= PROBLEM =
Among the entries below, find the lines holding "Tasks" and copy them.

Saved data entries:
┄┄┄┄┄┄┄┄┄┄┄┄┄┄┄┄┄┄┄┄

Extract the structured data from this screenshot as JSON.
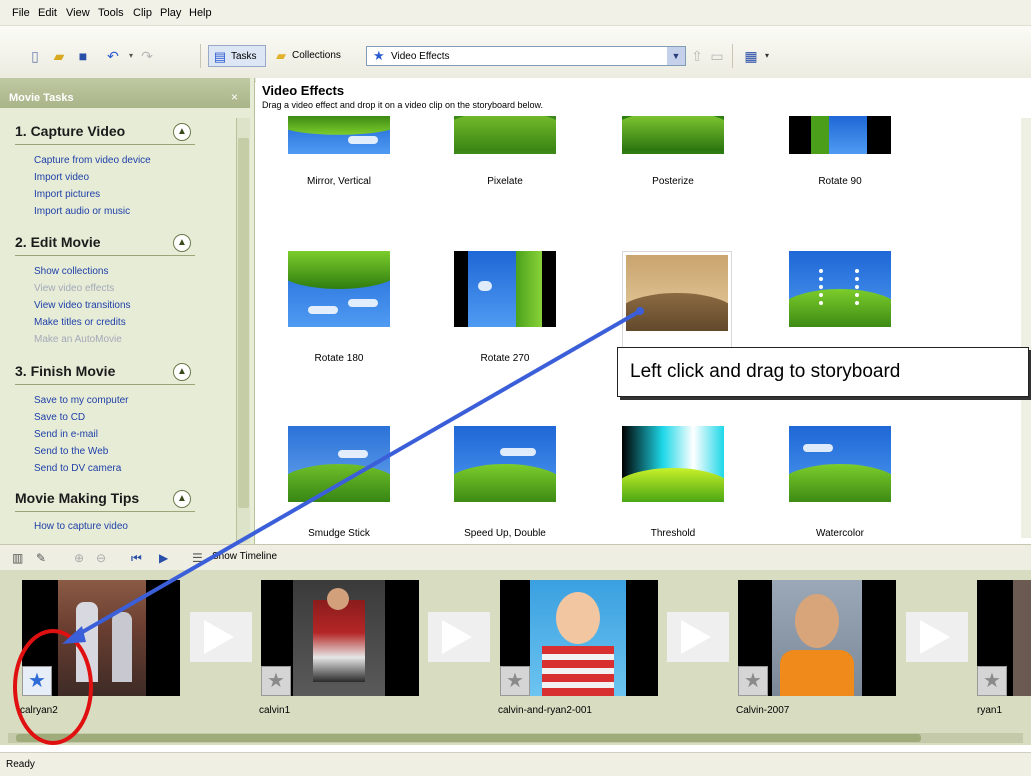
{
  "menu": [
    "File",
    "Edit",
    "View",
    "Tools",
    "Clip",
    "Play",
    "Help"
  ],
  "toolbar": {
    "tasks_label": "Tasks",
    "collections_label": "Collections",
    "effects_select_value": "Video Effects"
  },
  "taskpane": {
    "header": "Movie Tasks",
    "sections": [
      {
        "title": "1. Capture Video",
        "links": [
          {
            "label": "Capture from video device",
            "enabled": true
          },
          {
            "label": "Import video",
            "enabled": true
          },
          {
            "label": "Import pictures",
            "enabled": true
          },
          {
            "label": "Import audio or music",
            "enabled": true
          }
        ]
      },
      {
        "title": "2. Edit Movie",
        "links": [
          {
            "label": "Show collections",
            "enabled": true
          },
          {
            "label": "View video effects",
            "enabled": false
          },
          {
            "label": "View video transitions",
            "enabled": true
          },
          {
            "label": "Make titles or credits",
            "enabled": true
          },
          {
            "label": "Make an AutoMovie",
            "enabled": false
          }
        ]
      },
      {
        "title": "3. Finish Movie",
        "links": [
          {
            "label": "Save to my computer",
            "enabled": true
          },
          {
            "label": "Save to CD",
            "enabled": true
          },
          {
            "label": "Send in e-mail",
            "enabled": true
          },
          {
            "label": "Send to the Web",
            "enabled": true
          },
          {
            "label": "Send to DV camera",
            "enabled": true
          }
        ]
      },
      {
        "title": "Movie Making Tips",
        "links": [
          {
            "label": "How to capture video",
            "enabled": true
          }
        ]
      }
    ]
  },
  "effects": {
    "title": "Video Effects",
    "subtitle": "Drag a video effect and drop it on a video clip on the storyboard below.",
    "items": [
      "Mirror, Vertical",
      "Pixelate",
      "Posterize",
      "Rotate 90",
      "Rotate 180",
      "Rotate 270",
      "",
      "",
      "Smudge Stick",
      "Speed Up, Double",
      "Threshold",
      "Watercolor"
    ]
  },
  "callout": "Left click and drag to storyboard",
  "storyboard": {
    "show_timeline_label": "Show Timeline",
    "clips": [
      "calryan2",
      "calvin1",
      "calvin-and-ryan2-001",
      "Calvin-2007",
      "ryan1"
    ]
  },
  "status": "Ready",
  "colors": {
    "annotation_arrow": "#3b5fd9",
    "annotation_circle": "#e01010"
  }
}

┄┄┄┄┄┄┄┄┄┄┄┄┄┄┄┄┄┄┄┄

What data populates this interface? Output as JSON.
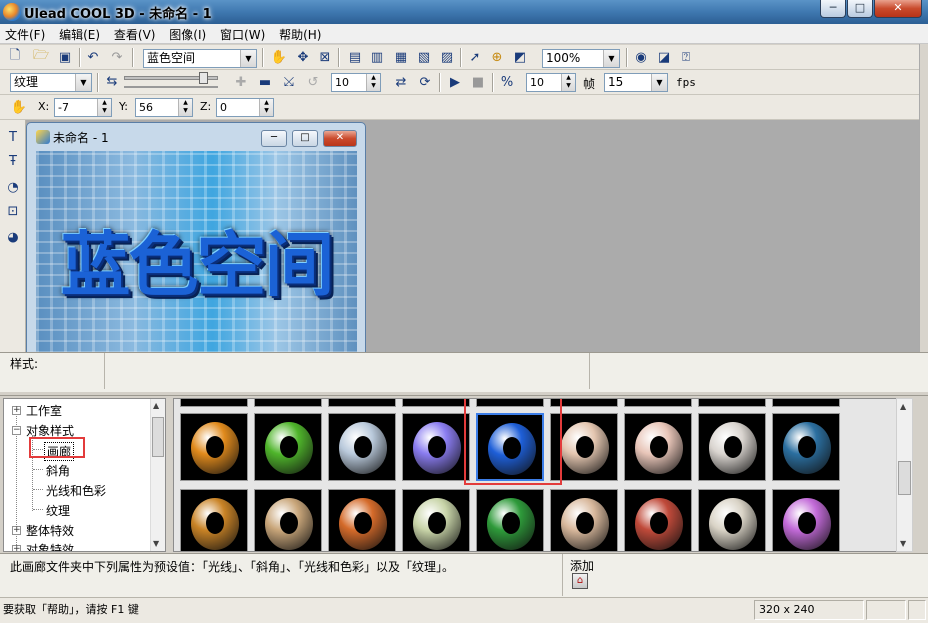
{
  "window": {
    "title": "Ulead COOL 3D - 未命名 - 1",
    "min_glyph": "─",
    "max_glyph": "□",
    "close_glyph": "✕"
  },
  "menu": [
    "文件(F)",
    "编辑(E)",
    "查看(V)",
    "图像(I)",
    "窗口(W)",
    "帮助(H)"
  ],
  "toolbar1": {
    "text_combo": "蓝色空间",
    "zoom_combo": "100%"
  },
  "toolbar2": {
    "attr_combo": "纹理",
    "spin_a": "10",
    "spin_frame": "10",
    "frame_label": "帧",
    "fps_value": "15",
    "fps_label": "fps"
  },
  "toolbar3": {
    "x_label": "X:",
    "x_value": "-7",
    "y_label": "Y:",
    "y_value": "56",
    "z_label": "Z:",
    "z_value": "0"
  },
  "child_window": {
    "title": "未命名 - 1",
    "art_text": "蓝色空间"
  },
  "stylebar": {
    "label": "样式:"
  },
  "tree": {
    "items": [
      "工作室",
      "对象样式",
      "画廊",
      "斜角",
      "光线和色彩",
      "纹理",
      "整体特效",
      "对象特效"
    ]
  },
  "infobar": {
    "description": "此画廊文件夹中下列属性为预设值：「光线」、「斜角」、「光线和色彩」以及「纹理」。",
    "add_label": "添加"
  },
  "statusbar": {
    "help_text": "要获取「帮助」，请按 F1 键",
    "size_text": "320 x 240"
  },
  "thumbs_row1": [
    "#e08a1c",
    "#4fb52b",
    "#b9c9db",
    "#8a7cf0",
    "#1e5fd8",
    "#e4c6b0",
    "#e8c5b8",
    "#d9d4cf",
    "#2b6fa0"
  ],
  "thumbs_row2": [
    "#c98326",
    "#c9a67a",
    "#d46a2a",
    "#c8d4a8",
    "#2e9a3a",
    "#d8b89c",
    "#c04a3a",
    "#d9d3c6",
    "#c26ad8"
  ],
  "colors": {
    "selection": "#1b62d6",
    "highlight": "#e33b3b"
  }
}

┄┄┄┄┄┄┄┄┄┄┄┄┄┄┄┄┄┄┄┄

= TASK SOLUTION =
    "tasks_label": "Tasks",
    "header": "Movie Tasks",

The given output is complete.